Interface dataset entries
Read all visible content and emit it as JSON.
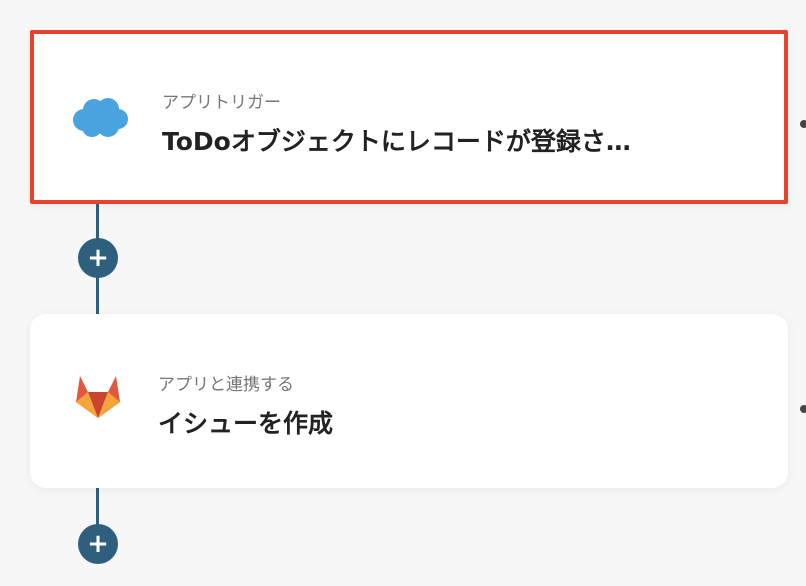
{
  "steps": [
    {
      "app": "salesforce",
      "label": "アプリトリガー",
      "title": "ToDoオブジェクトにレコードが登録さ…",
      "selected": true
    },
    {
      "app": "gitlab",
      "label": "アプリと連携する",
      "title": "イシューを作成",
      "selected": false
    }
  ],
  "add_button": {
    "symbol": "+"
  },
  "colors": {
    "connector": "#2e5f7d",
    "selection_border": "#e5432c",
    "salesforce_blue": "#4aa3df",
    "gitlab_orange": "#e2583e"
  },
  "icons": [
    "salesforce-cloud-icon",
    "gitlab-tanuki-icon",
    "plus-icon"
  ]
}
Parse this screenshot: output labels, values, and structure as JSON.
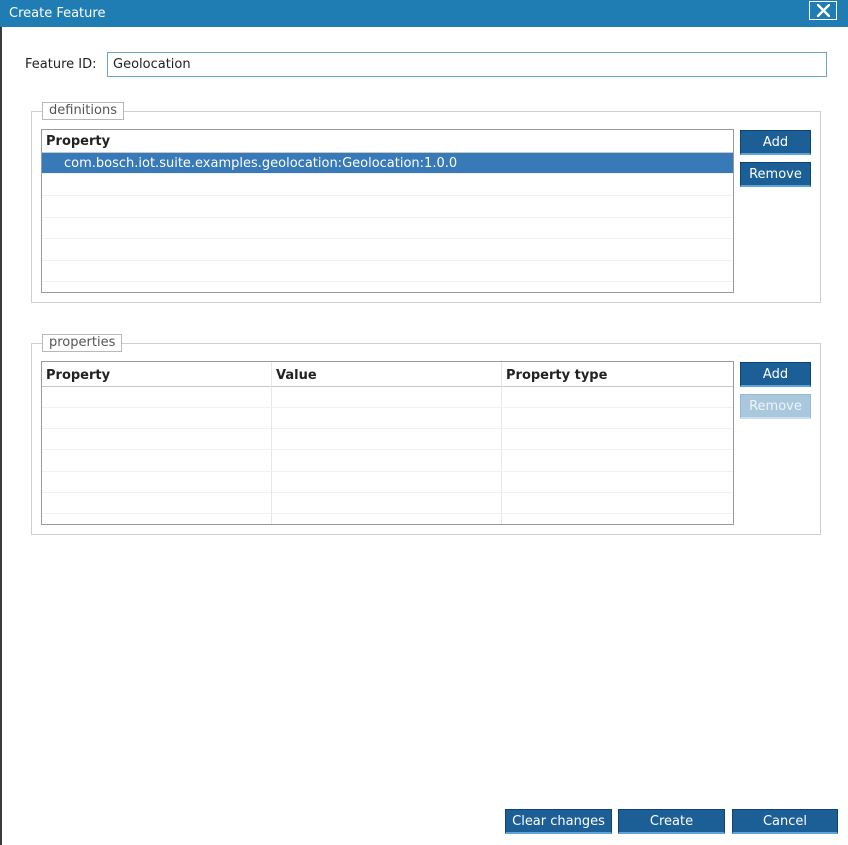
{
  "dialog": {
    "title": "Create Feature",
    "close_icon": "close-icon"
  },
  "feature_id": {
    "label": "Feature ID:",
    "value": "Geolocation"
  },
  "definitions": {
    "legend": "definitions",
    "columns": [
      "Property"
    ],
    "rows": [
      "com.bosch.iot.suite.examples.geolocation:Geolocation:1.0.0"
    ],
    "selected_row": 0,
    "add_label": "Add",
    "remove_label": "Remove"
  },
  "properties": {
    "legend": "properties",
    "columns": [
      "Property",
      "Value",
      "Property type"
    ],
    "rows": [],
    "add_label": "Add",
    "remove_label": "Remove",
    "remove_enabled": false
  },
  "footer": {
    "clear_label": "Clear changes",
    "create_label": "Create",
    "cancel_label": "Cancel"
  }
}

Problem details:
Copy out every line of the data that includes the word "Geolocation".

Response below:
    "value": "Geolocation"
      "com.bosch.iot.suite.examples.geolocation:Geolocation:1.0.0"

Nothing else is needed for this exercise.